[YOUR OBJECTIVE]: Without including any image, retype the records word for word.

[DATA PROVIDED]:
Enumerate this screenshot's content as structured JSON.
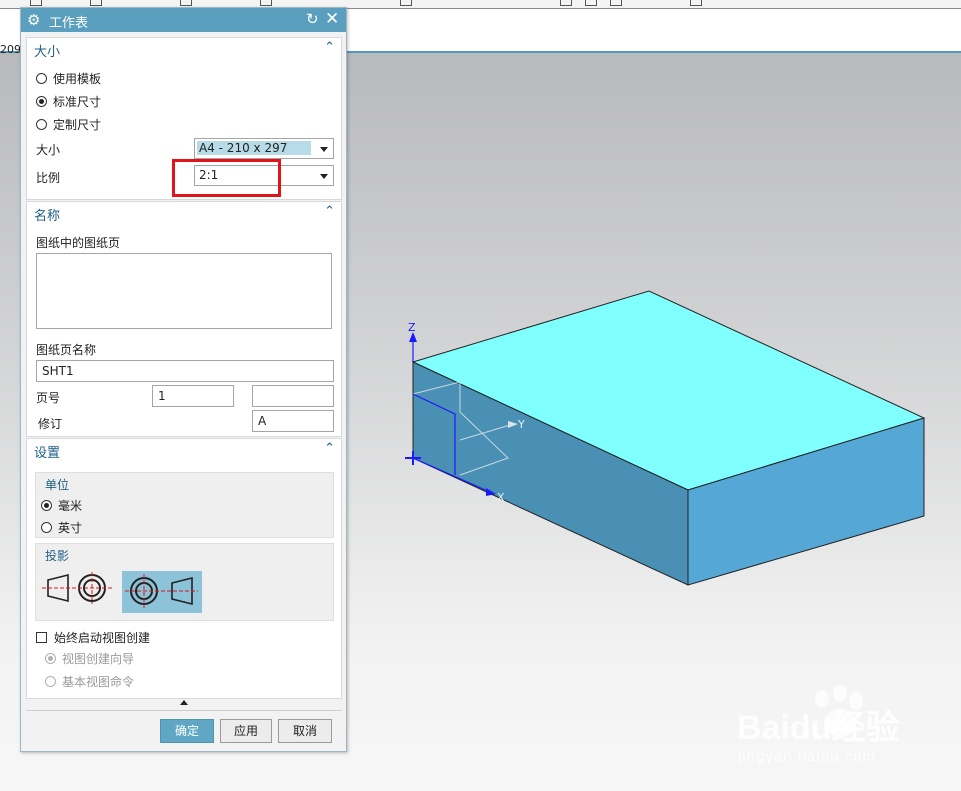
{
  "coord_readout": "209",
  "dialog": {
    "title": "工作表",
    "icons": {
      "title": "gear-icon",
      "reset": "reset-icon",
      "close": "close-icon"
    }
  },
  "size_section": {
    "header": "大小",
    "options": [
      "使用模板",
      "标准尺寸",
      "定制尺寸"
    ],
    "selected": "标准尺寸",
    "size_label": "大小",
    "size_value": "A4 - 210 x 297",
    "scale_label": "比例",
    "scale_value": "2:1"
  },
  "name_section": {
    "header": "名称",
    "sheets_label": "图纸中的图纸页",
    "sheet_name_label": "图纸页名称",
    "sheet_name_value": "SHT1",
    "page_number_label": "页号",
    "page_number_value": "1",
    "page_number_extra": "",
    "revision_label": "修订",
    "revision_value": "A"
  },
  "settings_section": {
    "header": "设置",
    "units_label": "单位",
    "units_options": [
      "毫米",
      "英寸"
    ],
    "units_selected": "毫米",
    "projection_label": "投影",
    "always_start_label": "始终启动视图创建",
    "always_start_checked": false,
    "view_options": [
      "视图创建向导",
      "基本视图命令"
    ],
    "view_selected": "视图创建向导"
  },
  "buttons": {
    "ok": "确定",
    "apply": "应用",
    "cancel": "取消"
  },
  "axes": {
    "z": "Z",
    "y": "Y",
    "x": "X"
  },
  "colors": {
    "title_bar": "#5a9fbd",
    "model_top": "#80ffff",
    "model_front": "#4a90b5",
    "model_side": "#55a8d6",
    "highlight": "#e0141a"
  },
  "watermark": {
    "brand": "Baidu经验",
    "url": "jingyan.baidu.com"
  }
}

[ANSWER FOR THE TASK]:
Enumerate this screenshot's content as structured JSON.
{
  "coord_readout": "209",
  "dialog": {
    "title": "工作表",
    "icons": {
      "title": "gear-icon",
      "reset": "reset-icon",
      "close": "close-icon"
    }
  },
  "size_section": {
    "header": "大小",
    "options": [
      "使用模板",
      "标准尺寸",
      "定制尺寸"
    ],
    "selected": "标准尺寸",
    "size_label": "大小",
    "size_value": "A4 - 210 x 297",
    "scale_label": "比例",
    "scale_value": "2:1"
  },
  "name_section": {
    "header": "名称",
    "sheets_label": "图纸中的图纸页",
    "sheet_name_label": "图纸页名称",
    "sheet_name_value": "SHT1",
    "page_number_label": "页号",
    "page_number_value": "1",
    "page_number_extra": "",
    "revision_label": "修订",
    "revision_value": "A"
  },
  "settings_section": {
    "header": "设置",
    "units_label": "单位",
    "units_options": [
      "毫米",
      "英寸"
    ],
    "units_selected": "毫米",
    "projection_label": "投影",
    "always_start_label": "始终启动视图创建",
    "always_start_checked": false,
    "view_options": [
      "视图创建向导",
      "基本视图命令"
    ],
    "view_selected": "视图创建向导"
  },
  "buttons": {
    "ok": "确定",
    "apply": "应用",
    "cancel": "取消"
  },
  "axes": {
    "z": "Z",
    "y": "Y",
    "x": "X"
  },
  "colors": {
    "title_bar": "#5a9fbd",
    "model_top": "#80ffff",
    "model_front": "#4a90b5",
    "model_side": "#55a8d6",
    "highlight": "#e0141a"
  },
  "watermark": {
    "brand": "Baidu经验",
    "url": "jingyan.baidu.com"
  }
}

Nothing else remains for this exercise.